**TASK BRIEF**
What you return must match the records exactly.

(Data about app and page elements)
- - - - -
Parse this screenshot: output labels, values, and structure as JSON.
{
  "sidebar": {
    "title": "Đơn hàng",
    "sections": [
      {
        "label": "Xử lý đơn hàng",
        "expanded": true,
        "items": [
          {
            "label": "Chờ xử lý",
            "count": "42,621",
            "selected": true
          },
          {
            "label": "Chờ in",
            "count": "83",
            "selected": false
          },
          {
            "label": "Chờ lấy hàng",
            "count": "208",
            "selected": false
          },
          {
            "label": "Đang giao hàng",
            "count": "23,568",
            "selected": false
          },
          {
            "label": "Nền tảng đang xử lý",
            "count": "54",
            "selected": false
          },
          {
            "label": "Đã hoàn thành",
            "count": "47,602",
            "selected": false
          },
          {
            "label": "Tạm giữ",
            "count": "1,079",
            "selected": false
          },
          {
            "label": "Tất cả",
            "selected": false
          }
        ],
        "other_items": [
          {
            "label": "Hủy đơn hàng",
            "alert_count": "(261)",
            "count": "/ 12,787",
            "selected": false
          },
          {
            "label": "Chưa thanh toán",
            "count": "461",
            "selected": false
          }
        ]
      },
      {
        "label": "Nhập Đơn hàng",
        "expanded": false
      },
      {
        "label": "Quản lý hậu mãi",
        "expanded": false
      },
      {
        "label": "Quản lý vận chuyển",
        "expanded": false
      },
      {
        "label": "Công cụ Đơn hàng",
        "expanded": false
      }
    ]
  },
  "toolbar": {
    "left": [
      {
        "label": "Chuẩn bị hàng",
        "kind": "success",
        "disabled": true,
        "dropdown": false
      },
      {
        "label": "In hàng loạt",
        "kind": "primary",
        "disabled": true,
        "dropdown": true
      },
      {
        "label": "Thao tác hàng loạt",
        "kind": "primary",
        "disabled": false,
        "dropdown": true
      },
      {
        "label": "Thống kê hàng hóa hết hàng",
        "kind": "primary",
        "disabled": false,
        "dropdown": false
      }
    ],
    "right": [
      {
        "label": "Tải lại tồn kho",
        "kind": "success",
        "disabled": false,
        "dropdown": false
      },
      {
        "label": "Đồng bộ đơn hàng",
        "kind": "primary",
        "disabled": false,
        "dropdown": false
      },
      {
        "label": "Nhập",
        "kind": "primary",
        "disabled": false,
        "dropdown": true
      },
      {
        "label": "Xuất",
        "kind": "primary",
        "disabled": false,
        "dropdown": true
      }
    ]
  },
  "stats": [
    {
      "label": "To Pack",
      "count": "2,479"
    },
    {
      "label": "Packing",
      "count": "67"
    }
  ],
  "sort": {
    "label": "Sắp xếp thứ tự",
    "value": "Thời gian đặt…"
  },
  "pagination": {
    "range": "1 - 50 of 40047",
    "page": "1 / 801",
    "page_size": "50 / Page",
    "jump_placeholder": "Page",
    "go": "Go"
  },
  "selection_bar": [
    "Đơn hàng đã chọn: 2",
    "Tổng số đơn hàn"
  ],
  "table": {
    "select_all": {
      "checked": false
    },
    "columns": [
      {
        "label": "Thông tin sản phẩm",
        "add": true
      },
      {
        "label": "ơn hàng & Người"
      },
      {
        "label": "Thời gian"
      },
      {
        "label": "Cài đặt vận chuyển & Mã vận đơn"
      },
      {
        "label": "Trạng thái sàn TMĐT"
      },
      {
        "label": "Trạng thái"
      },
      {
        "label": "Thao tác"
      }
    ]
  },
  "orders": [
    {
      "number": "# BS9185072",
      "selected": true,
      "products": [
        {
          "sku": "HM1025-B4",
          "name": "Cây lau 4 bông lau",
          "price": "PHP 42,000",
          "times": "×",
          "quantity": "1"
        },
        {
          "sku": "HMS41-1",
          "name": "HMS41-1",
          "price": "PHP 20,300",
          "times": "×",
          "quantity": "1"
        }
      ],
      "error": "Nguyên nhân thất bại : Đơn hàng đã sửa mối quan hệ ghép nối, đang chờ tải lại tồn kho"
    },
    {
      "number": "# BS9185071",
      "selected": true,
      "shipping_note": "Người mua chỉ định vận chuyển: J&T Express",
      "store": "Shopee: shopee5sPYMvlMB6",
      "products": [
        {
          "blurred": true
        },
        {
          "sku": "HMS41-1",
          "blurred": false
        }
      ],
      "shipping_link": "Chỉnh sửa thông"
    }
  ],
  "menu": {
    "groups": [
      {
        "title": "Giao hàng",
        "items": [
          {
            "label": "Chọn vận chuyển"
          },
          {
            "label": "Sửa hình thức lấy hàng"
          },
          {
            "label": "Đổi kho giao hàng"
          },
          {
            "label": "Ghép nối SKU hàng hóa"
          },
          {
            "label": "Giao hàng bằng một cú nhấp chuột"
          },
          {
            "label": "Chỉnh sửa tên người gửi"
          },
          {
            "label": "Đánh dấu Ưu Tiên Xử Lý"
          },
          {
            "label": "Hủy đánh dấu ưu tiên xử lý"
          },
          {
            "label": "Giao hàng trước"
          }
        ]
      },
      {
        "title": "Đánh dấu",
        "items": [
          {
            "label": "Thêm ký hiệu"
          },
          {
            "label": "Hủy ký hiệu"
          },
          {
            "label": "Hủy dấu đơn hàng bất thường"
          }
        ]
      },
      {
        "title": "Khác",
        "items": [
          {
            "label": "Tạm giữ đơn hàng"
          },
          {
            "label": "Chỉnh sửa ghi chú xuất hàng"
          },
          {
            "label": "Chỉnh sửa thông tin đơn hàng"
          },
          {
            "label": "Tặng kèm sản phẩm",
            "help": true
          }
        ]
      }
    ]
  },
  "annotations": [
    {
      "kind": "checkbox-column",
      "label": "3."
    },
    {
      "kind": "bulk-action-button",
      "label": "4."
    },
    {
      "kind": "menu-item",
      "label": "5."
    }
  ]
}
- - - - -
**YOUR RESPONSE**
Parse this screenshot: output labels, values, and structure as JSON.
{
  "sidebar": {
    "title": "Đơn hàng",
    "sections": [
      {
        "label": "Xử lý đơn hàng",
        "expanded": true,
        "items": [
          {
            "label": "Chờ xử lý",
            "count": "42,621",
            "selected": true
          },
          {
            "label": "Chờ in",
            "count": "83",
            "selected": false
          },
          {
            "label": "Chờ lấy hàng",
            "count": "208",
            "selected": false
          },
          {
            "label": "Đang giao hàng",
            "count": "23,568",
            "selected": false
          },
          {
            "label": "Nền tảng đang xử lý",
            "count": "54",
            "selected": false
          },
          {
            "label": "Đã hoàn thành",
            "count": "47,602",
            "selected": false
          },
          {
            "label": "Tạm giữ",
            "count": "1,079",
            "selected": false
          },
          {
            "label": "Tất cả",
            "selected": false
          }
        ],
        "other_items": [
          {
            "label": "Hủy đơn hàng",
            "alert_count": "(261)",
            "count": "/ 12,787",
            "selected": false
          },
          {
            "label": "Chưa thanh toán",
            "count": "461",
            "selected": false
          }
        ]
      },
      {
        "label": "Nhập Đơn hàng",
        "expanded": false
      },
      {
        "label": "Quản lý hậu mãi",
        "expanded": false
      },
      {
        "label": "Quản lý vận chuyển",
        "expanded": false
      },
      {
        "label": "Công cụ Đơn hàng",
        "expanded": false
      }
    ]
  },
  "toolbar": {
    "left": [
      {
        "label": "Chuẩn bị hàng",
        "kind": "success",
        "disabled": true,
        "dropdown": false
      },
      {
        "label": "In hàng loạt",
        "kind": "primary",
        "disabled": true,
        "dropdown": true
      },
      {
        "label": "Thao tác hàng loạt",
        "kind": "primary",
        "disabled": false,
        "dropdown": true
      },
      {
        "label": "Thống kê hàng hóa hết hàng",
        "kind": "primary",
        "disabled": false,
        "dropdown": false
      }
    ],
    "right": [
      {
        "label": "Tải lại tồn kho",
        "kind": "success",
        "disabled": false,
        "dropdown": false
      },
      {
        "label": "Đồng bộ đơn hàng",
        "kind": "primary",
        "disabled": false,
        "dropdown": false
      },
      {
        "label": "Nhập",
        "kind": "primary",
        "disabled": false,
        "dropdown": true
      },
      {
        "label": "Xuất",
        "kind": "primary",
        "disabled": false,
        "dropdown": true
      }
    ]
  },
  "stats": [
    {
      "label": "To Pack",
      "count": "2,479"
    },
    {
      "label": "Packing",
      "count": "67"
    }
  ],
  "sort": {
    "label": "Sắp xếp thứ tự",
    "value": "Thời gian đặt…"
  },
  "pagination": {
    "range": "1 - 50 of 40047",
    "page": "1 / 801",
    "page_size": "50 / Page",
    "jump_placeholder": "Page",
    "go": "Go"
  },
  "selection_bar": [
    "Đơn hàng đã chọn: 2",
    "Tổng số đơn hàn"
  ],
  "table": {
    "select_all": {
      "checked": false
    },
    "columns": [
      {
        "label": "Thông tin sản phẩm",
        "add": true
      },
      {
        "label": "ơn hàng & Người"
      },
      {
        "label": "Thời gian"
      },
      {
        "label": "Cài đặt vận chuyển & Mã vận đơn"
      },
      {
        "label": "Trạng thái sàn TMĐT"
      },
      {
        "label": "Trạng thái"
      },
      {
        "label": "Thao tác"
      }
    ]
  },
  "orders": [
    {
      "number": "# BS9185072",
      "selected": true,
      "products": [
        {
          "sku": "HM1025-B4",
          "name": "Cây lau 4 bông lau",
          "price": "PHP 42,000",
          "times": "×",
          "quantity": "1"
        },
        {
          "sku": "HMS41-1",
          "name": "HMS41-1",
          "price": "PHP 20,300",
          "times": "×",
          "quantity": "1"
        }
      ],
      "error": "Nguyên nhân thất bại : Đơn hàng đã sửa mối quan hệ ghép nối, đang chờ tải lại tồn kho"
    },
    {
      "number": "# BS9185071",
      "selected": true,
      "shipping_note": "Người mua chỉ định vận chuyển: J&T Express",
      "store": "Shopee: shopee5sPYMvlMB6",
      "products": [
        {
          "blurred": true
        },
        {
          "sku": "HMS41-1",
          "blurred": false
        }
      ],
      "shipping_link": "Chỉnh sửa thông"
    }
  ],
  "menu": {
    "groups": [
      {
        "title": "Giao hàng",
        "items": [
          {
            "label": "Chọn vận chuyển"
          },
          {
            "label": "Sửa hình thức lấy hàng"
          },
          {
            "label": "Đổi kho giao hàng"
          },
          {
            "label": "Ghép nối SKU hàng hóa"
          },
          {
            "label": "Giao hàng bằng một cú nhấp chuột"
          },
          {
            "label": "Chỉnh sửa tên người gửi"
          },
          {
            "label": "Đánh dấu Ưu Tiên Xử Lý"
          },
          {
            "label": "Hủy đánh dấu ưu tiên xử lý"
          },
          {
            "label": "Giao hàng trước"
          }
        ]
      },
      {
        "title": "Đánh dấu",
        "items": [
          {
            "label": "Thêm ký hiệu"
          },
          {
            "label": "Hủy ký hiệu"
          },
          {
            "label": "Hủy dấu đơn hàng bất thường"
          }
        ]
      },
      {
        "title": "Khác",
        "items": [
          {
            "label": "Tạm giữ đơn hàng"
          },
          {
            "label": "Chỉnh sửa ghi chú xuất hàng"
          },
          {
            "label": "Chỉnh sửa thông tin đơn hàng"
          },
          {
            "label": "Tặng kèm sản phẩm",
            "help": true
          }
        ]
      }
    ]
  },
  "annotations": [
    {
      "kind": "checkbox-column",
      "label": "3."
    },
    {
      "kind": "bulk-action-button",
      "label": "4."
    },
    {
      "kind": "menu-item",
      "label": "5."
    }
  ]
}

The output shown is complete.